__Exercise prompt__.
Return each line of the listing that has the word "wrench" in it.

(Beginning of Input)

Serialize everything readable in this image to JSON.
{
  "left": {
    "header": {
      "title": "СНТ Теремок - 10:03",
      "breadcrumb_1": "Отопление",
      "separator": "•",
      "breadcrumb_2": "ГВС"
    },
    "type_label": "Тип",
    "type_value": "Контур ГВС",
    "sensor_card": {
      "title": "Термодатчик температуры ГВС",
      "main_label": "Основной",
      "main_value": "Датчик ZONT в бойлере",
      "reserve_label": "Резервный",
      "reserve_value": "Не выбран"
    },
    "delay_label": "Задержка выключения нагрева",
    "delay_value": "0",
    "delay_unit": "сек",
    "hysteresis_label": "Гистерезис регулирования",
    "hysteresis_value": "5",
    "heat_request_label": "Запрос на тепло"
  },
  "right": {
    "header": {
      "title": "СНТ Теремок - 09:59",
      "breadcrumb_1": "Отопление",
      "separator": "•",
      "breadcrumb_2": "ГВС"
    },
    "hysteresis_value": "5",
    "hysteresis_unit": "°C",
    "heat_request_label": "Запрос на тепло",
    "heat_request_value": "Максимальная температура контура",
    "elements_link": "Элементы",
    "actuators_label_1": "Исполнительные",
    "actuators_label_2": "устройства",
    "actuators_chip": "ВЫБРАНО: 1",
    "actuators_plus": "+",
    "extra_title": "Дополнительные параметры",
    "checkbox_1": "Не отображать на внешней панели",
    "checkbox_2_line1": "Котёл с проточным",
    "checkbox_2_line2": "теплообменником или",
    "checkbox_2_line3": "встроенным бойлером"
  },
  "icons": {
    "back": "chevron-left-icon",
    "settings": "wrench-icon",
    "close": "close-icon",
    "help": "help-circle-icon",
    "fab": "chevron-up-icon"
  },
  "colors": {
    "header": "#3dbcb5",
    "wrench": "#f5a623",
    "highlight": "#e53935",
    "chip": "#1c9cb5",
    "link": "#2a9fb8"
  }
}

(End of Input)

__Task result__.
    "settings": "wrench-icon",
    "wrench": "#f5a623",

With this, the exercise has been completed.